(Entries from a dataset of interfaces)
-------

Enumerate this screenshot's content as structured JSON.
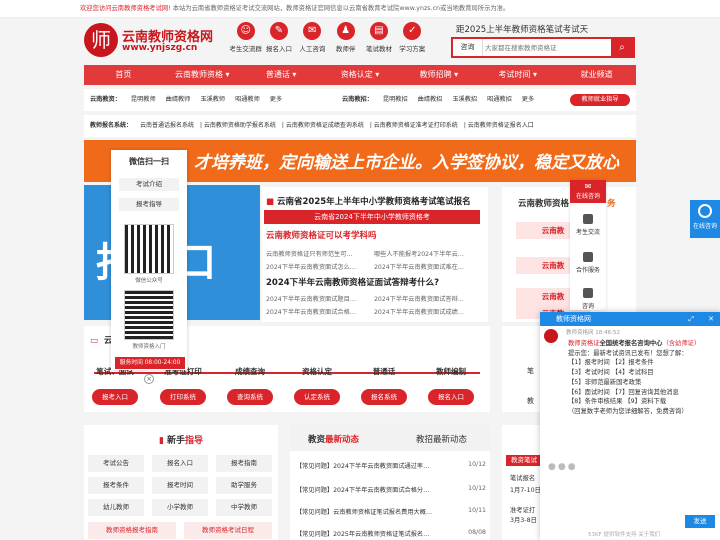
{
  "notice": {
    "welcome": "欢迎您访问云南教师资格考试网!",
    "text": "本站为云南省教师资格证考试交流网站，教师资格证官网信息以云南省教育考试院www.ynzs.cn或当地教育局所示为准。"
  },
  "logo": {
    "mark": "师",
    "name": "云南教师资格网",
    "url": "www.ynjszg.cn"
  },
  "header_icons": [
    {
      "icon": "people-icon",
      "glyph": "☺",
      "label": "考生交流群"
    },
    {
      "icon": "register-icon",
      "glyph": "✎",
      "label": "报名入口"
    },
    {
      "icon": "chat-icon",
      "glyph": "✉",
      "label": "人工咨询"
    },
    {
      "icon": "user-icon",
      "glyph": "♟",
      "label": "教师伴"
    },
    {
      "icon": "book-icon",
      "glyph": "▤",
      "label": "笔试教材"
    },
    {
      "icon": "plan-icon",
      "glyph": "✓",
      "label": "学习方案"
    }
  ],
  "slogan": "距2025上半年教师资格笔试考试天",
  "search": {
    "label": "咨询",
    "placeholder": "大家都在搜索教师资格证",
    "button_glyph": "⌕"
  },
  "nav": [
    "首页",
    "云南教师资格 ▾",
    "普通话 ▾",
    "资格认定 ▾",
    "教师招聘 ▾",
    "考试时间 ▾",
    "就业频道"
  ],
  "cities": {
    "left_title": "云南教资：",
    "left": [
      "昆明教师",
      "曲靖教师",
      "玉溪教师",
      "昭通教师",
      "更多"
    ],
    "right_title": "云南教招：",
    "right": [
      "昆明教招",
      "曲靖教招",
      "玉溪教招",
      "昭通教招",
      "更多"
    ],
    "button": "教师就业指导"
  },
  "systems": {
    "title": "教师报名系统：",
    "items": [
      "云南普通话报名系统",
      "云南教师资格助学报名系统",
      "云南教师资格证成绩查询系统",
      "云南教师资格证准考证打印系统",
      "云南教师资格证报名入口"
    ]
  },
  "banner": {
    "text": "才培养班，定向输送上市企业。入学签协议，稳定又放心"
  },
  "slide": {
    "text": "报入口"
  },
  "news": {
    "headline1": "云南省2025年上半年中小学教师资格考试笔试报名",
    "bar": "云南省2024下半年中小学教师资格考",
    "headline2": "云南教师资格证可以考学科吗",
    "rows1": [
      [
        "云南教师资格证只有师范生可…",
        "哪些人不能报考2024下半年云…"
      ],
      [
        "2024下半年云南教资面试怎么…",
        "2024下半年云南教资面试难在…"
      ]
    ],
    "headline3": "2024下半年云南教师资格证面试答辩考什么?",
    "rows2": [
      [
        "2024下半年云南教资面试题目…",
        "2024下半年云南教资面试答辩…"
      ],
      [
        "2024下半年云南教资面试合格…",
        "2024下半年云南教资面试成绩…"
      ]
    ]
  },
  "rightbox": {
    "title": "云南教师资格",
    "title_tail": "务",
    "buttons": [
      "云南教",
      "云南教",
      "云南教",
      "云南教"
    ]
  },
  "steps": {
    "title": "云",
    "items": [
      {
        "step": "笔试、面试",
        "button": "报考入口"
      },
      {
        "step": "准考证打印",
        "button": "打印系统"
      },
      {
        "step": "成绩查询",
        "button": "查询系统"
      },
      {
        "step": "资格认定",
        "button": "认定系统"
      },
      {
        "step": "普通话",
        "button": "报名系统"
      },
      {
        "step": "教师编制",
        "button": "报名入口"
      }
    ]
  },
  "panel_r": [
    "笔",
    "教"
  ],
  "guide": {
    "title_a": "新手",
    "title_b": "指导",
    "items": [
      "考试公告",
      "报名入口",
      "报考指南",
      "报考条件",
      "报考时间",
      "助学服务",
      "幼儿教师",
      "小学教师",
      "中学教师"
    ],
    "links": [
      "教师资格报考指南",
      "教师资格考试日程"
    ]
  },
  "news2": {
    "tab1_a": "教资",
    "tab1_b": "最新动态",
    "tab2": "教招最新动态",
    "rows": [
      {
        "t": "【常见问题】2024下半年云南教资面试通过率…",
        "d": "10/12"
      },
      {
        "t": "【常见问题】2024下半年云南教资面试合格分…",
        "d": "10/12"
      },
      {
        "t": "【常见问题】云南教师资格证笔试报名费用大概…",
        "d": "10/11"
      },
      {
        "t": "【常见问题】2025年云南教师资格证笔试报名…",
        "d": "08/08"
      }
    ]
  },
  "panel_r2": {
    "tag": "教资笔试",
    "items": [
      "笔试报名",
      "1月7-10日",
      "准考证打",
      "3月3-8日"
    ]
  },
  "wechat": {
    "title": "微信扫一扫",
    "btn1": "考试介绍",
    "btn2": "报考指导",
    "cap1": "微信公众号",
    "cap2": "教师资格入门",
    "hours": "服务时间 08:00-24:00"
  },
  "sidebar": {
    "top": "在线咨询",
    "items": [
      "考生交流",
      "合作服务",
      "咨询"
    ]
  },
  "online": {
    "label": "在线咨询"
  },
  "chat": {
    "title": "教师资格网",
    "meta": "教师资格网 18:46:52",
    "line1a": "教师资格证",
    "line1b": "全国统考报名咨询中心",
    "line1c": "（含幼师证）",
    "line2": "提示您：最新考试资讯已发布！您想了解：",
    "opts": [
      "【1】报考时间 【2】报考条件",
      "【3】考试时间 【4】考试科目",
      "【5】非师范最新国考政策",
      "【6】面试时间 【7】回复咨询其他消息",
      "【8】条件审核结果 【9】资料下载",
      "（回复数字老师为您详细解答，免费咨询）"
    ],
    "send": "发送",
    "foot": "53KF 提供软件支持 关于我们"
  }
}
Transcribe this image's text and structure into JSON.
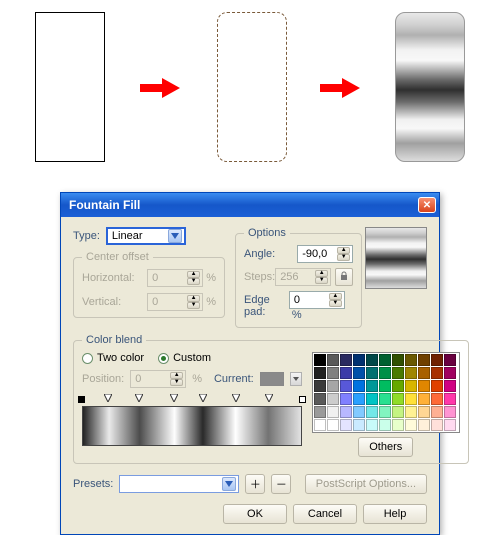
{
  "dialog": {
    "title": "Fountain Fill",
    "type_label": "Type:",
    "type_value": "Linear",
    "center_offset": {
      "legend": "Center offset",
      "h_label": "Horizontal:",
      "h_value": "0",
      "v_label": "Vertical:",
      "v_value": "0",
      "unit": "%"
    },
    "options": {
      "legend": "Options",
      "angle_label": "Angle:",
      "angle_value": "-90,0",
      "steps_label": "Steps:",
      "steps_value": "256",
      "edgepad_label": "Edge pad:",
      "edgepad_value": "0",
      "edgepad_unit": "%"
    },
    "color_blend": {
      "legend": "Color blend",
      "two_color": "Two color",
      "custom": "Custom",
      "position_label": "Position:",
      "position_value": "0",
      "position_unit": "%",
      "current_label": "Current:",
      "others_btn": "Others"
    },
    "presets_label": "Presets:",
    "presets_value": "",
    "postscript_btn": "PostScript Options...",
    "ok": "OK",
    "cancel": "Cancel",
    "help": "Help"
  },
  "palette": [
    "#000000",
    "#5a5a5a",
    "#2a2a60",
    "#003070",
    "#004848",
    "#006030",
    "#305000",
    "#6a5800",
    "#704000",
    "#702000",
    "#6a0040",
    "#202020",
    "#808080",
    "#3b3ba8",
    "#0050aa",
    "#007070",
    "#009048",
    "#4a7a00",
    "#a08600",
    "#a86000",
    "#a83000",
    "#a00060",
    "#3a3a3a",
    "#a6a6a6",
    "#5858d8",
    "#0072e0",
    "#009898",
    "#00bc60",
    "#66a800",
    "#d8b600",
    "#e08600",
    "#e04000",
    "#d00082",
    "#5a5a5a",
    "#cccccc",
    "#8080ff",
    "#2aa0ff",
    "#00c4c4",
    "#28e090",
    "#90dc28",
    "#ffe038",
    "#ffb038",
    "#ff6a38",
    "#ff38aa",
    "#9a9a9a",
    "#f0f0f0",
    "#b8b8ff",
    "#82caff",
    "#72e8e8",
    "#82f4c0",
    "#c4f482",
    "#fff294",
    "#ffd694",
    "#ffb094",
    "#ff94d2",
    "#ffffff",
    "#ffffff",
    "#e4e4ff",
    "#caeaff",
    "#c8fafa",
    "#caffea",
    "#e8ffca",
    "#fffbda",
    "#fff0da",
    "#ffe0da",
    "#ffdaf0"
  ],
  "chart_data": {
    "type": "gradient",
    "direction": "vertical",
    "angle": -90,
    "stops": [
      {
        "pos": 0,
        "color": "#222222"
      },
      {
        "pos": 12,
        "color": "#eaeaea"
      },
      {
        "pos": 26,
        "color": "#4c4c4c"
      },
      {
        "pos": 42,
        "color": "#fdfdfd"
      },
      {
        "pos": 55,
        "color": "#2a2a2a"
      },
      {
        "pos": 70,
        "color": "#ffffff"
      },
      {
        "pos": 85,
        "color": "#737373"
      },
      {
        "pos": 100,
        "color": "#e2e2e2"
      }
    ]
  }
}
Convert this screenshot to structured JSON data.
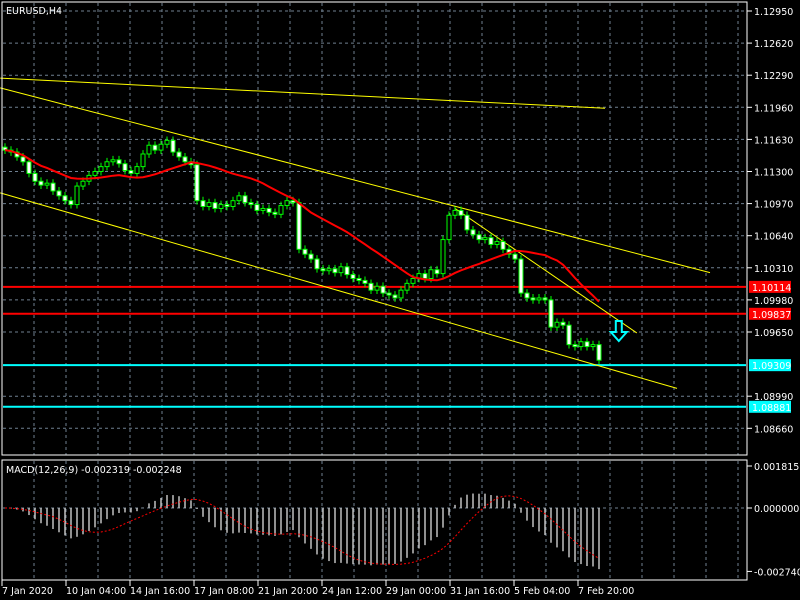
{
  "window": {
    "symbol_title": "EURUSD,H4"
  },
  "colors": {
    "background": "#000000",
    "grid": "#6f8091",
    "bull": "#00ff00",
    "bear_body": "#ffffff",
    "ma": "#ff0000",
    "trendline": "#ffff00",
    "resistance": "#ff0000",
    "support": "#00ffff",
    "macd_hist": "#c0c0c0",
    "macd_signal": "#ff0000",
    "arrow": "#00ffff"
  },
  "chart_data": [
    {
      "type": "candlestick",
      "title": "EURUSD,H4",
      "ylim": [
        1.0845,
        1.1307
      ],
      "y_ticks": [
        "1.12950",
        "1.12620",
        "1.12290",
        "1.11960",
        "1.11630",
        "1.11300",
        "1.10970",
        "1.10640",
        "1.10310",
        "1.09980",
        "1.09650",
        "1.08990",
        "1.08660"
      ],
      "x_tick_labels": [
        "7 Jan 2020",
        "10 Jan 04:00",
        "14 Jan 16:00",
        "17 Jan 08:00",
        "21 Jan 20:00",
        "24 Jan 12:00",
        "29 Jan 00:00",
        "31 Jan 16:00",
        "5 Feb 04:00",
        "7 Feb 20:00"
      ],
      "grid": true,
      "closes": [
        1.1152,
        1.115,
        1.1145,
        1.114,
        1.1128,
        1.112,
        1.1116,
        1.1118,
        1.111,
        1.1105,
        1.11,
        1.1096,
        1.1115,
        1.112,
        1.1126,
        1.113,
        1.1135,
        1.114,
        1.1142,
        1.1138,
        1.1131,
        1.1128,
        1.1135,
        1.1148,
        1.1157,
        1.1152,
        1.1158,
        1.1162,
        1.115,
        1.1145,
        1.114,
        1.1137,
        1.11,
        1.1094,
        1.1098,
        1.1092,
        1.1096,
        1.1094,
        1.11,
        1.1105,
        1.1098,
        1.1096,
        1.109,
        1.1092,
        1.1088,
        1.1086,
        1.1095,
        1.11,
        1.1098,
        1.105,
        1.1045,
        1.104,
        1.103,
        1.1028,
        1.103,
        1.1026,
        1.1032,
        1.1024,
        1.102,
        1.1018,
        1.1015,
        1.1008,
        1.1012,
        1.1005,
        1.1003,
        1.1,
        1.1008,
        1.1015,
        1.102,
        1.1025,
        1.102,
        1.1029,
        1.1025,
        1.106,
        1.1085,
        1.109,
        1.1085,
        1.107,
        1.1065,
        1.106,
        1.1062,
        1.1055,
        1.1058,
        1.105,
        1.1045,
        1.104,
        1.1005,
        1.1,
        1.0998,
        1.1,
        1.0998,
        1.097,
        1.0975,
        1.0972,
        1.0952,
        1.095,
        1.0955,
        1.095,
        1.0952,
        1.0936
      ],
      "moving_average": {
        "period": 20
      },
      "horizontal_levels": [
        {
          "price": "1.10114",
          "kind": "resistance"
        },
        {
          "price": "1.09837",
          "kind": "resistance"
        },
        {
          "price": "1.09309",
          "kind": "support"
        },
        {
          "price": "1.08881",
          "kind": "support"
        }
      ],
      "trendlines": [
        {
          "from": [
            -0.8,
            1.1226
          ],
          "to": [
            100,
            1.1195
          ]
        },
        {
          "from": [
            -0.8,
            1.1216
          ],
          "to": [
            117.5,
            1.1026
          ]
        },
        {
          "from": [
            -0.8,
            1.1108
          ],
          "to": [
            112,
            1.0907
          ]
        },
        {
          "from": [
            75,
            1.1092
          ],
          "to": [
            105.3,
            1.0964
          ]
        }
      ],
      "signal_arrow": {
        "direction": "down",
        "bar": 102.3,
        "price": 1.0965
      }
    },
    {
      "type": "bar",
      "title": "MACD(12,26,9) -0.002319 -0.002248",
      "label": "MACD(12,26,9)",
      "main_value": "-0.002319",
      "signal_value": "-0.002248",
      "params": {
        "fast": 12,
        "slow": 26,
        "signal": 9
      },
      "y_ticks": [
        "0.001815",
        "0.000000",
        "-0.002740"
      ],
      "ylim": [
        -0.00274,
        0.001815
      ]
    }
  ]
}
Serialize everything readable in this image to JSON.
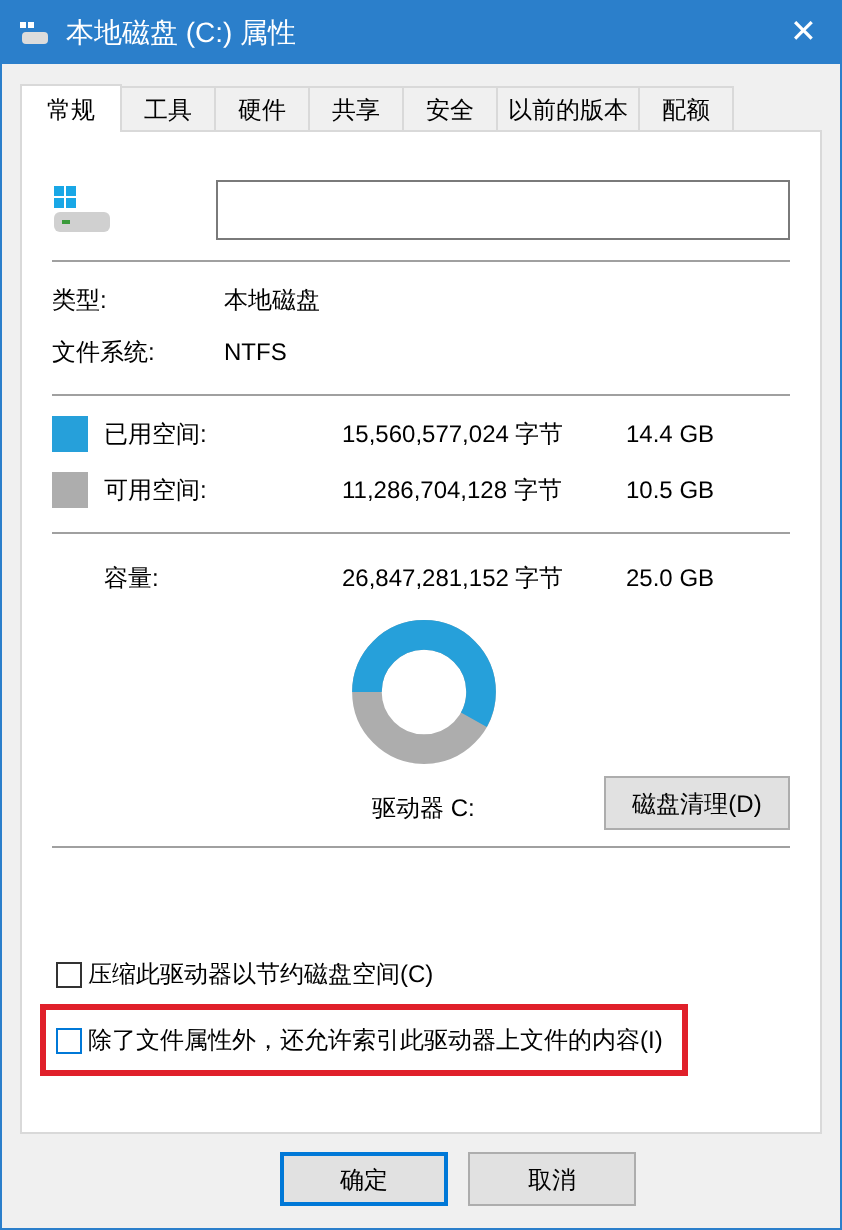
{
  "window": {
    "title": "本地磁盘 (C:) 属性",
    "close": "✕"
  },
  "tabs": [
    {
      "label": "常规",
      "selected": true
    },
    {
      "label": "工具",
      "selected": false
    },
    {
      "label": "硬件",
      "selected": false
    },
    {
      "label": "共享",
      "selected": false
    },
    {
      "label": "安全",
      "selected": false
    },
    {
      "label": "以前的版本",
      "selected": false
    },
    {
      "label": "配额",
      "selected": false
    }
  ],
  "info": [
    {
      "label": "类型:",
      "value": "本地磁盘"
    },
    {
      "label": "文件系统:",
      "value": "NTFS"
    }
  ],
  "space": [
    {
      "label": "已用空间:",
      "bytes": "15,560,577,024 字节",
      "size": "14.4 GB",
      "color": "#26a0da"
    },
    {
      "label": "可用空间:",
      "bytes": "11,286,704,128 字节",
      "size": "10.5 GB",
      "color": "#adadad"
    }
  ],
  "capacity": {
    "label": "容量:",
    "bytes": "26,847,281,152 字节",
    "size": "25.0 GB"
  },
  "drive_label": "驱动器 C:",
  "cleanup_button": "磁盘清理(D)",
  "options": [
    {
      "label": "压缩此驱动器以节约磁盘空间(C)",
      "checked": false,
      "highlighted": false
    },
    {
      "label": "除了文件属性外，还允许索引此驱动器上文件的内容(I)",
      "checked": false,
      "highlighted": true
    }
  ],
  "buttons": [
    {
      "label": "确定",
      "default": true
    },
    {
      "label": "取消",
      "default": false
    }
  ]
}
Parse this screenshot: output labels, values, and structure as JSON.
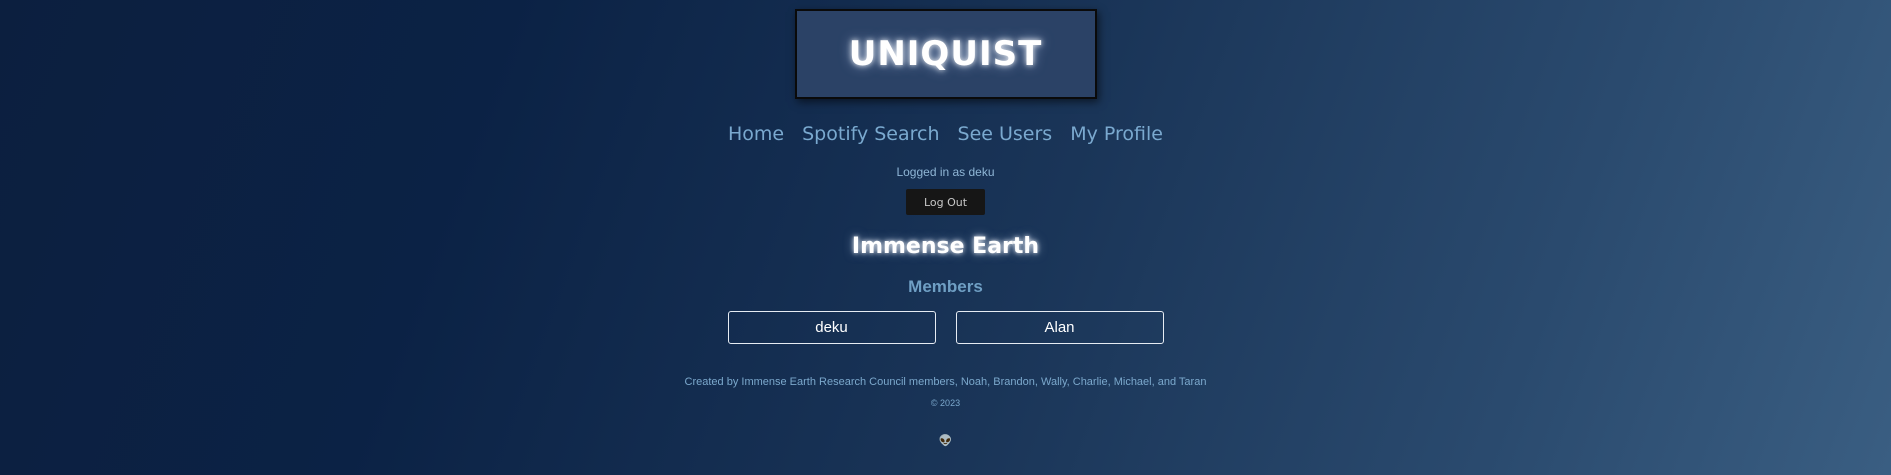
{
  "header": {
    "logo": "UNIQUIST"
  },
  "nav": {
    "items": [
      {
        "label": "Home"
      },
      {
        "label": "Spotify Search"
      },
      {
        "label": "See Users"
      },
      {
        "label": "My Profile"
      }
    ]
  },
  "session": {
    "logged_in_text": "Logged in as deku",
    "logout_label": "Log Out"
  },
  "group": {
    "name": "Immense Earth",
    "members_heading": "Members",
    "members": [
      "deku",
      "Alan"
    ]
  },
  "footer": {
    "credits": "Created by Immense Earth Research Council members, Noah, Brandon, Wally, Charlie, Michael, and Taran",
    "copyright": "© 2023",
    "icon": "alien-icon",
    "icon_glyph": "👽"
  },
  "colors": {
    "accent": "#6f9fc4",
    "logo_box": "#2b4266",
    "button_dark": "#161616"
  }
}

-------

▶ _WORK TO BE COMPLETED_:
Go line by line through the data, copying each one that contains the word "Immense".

▶ _ANSWER SPACE_:
    "name": "Immense Earth",
    "credits": "Created by Immense Earth Research Council members, Noah, Brandon, Wally, Charlie, Michael, and Taran",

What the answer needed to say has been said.